Return every line from the records below that has the word "screenshot".
*** Opening RECORDS TO PROCESS ***
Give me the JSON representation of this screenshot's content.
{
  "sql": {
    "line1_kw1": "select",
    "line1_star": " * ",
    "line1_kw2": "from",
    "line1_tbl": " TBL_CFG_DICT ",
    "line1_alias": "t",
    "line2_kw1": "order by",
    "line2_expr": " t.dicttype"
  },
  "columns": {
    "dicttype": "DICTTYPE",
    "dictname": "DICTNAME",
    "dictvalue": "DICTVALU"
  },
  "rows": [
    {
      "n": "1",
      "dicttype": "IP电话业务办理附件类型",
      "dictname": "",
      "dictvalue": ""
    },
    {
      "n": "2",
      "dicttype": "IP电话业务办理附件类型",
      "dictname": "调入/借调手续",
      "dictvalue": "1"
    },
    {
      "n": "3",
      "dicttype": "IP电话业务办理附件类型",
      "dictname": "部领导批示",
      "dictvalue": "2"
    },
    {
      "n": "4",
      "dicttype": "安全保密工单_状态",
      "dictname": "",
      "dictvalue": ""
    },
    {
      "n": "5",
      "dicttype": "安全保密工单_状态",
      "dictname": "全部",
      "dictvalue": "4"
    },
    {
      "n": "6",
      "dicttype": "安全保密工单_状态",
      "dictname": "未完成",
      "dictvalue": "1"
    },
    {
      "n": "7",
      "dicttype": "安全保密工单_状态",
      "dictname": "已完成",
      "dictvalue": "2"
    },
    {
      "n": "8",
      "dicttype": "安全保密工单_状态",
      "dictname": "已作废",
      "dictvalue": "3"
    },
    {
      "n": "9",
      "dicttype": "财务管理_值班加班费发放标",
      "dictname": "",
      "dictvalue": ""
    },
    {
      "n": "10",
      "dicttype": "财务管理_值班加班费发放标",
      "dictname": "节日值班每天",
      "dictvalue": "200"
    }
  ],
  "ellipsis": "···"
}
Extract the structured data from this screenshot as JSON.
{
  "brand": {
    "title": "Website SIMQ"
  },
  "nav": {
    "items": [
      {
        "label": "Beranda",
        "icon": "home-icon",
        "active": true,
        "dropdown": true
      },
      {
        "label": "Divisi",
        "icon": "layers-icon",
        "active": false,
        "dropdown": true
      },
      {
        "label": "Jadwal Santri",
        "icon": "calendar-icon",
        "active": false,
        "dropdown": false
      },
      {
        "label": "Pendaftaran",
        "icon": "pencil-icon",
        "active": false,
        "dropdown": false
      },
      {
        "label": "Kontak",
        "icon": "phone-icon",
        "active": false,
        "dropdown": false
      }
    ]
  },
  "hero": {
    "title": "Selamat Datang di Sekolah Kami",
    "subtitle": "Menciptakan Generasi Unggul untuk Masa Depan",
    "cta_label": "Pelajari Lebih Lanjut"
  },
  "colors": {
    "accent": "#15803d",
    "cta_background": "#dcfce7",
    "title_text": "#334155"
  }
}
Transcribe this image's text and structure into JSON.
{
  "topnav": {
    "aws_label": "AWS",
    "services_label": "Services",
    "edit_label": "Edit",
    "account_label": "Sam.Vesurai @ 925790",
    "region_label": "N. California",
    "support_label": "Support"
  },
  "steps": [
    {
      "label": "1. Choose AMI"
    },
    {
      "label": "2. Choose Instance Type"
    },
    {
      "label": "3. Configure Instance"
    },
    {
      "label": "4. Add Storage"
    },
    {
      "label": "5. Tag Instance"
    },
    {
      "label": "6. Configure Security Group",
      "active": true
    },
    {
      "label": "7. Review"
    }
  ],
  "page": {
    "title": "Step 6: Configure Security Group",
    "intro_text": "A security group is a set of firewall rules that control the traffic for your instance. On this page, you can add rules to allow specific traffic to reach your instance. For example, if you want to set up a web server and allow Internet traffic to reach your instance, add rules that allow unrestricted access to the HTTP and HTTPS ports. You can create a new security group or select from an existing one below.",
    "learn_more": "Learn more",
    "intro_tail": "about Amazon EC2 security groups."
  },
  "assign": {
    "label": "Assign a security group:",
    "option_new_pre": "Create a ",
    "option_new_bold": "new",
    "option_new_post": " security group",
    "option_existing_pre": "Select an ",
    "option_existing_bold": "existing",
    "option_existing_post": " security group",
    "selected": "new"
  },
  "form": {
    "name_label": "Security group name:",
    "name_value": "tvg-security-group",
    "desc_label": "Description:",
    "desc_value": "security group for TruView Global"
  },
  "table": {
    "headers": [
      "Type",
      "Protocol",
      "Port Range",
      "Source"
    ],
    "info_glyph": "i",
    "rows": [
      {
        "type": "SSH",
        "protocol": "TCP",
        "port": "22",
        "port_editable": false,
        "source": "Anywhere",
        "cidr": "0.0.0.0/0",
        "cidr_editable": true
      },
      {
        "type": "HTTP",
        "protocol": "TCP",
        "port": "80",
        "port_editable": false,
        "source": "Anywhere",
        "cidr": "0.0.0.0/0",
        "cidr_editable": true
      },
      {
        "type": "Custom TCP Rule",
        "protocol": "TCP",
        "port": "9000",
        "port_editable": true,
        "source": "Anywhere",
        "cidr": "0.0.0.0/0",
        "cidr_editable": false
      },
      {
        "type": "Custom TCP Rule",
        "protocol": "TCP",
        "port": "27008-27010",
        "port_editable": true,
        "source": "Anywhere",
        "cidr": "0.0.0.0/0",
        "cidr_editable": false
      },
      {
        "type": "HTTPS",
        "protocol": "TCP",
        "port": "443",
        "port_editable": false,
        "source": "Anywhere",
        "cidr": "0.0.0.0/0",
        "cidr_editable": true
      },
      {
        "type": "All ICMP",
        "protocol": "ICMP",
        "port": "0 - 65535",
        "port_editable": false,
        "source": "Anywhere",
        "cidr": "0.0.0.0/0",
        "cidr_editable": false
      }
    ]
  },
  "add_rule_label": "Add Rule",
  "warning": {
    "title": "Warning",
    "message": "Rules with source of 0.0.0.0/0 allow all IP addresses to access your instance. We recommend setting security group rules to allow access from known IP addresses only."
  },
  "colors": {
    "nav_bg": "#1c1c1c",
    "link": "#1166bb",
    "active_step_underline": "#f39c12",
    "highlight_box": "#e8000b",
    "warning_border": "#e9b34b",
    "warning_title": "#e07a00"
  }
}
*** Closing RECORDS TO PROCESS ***
◆ RESPONSE TO THE EXERCISE ◆
Give me the JSON representation of this screenshot's content.
Extract the structured data from this screenshot as JSON.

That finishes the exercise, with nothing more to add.